The irony of DeSoto's discovering the Mississippi River, for which he is famous today, is that the discovery itself ended his dream of finding a passage to China. He would die of anguish within eight months of his now famous discovery.
Biedma says, "We inquired about a road in the direction we were heading and whether there was any village in that district, far or near. They were never able to tell us anything except that if we wished to travel where there might be a village, we had to turn west-southwest."
Elvas says, "They said that five or six leagues beyond (about 15 miles), toward the north, were many cattle (buffalo), but because the land was cold, it was poorly populated; that the best land they knew of, as being more plentifully supplied with food and better inhabited, was a province toward the south called Cayas..." in today's Missouri.
DeSoto would alter course, for his fourth and final time, in North America.

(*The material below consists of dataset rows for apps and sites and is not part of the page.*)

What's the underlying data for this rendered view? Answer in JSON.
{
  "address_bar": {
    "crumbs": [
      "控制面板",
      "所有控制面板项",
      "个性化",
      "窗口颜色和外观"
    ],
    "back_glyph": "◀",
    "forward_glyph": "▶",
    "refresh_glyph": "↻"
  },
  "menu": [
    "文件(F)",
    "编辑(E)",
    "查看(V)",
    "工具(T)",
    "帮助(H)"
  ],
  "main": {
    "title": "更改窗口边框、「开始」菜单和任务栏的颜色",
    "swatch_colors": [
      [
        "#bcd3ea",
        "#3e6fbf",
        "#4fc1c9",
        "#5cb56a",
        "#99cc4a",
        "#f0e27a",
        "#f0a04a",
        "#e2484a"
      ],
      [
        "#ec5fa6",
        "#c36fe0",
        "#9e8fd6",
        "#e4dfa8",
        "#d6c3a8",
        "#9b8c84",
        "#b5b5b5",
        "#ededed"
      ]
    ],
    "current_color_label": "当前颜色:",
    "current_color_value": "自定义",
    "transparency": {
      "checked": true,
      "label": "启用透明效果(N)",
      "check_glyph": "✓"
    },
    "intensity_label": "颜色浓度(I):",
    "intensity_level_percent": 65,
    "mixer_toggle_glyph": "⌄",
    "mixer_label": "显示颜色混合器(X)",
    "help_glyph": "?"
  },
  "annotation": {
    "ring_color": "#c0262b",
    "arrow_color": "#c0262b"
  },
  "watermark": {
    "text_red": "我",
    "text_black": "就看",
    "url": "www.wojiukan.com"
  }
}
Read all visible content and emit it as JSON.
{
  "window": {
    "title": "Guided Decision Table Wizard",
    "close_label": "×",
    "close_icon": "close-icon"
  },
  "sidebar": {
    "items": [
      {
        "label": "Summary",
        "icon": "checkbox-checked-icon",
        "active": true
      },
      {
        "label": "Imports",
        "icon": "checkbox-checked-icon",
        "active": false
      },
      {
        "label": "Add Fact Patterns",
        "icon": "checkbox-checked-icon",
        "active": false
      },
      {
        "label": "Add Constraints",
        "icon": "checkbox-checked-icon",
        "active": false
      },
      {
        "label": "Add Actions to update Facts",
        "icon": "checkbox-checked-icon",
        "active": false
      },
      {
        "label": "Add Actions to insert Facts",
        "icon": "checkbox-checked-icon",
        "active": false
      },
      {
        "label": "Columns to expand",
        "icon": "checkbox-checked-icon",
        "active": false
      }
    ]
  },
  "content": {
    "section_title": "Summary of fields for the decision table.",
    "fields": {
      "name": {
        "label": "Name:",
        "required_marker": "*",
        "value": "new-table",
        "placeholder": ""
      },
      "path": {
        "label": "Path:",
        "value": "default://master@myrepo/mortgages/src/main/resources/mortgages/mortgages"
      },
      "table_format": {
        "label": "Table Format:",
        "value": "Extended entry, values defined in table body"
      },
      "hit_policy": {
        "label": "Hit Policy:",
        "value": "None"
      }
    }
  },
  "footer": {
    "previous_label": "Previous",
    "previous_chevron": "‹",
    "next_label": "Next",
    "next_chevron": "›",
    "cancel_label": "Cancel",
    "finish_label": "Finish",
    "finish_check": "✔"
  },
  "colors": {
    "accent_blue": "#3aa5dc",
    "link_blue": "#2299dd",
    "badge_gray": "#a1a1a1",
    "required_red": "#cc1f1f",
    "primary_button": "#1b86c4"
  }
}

He had altered course at Marianna, Florida, due to an Indian boy's report that gold could be found toward the sun's rising in the Carolinas; then at Mabila due to battle losses which he wanted to shield from Spain by marching due north into Indiana; then again at Terre Haute, Indiana, when he learned that Lake Michigan was not the Pacific Ocean and reversed course. This would be his last: he would lead his army ever southward.
Elvas continues, "That town of Coligoa (Kaskaskia) was situated at the foot of a mountain (the St. Francis Mountains) in a field of a river the size of the Caya River which flows through Estremadura (photo at right). It was a fertile land (once hosting a giant native village, Cahokia, just upriver, photo above) and so abundant in corn that the old was thrown out in order to store the new. There was also a great quantity of beans and pumpkins, the beans being larger and better than those of Spain; and the pumpkins likewise... The chief of Coliqoa gave a guide to Cayas and remained in his town."
Rangel says, "On Tuesday, the sixth of September (there had been a total eclipse of the moon the morning before during Harvest Moon), they departed from Coligua and crossed the river another time..." most in Indian canoes, in search of Cayas. The Mississippi River's width and shallows around its islands west of Kaskaskia allowed for an easy crossing.
DeSoto had used another famous place name, Quizquiz, to motivate his troops to cross America's Great River from Kentucky. This second use of a dramatized name, Cayas, was to encougare his men southwestward into the mountains. The men knew that name. The Caya River (photo at right) runs from the mountains into Estremadura, Spain, where most of his troops were born.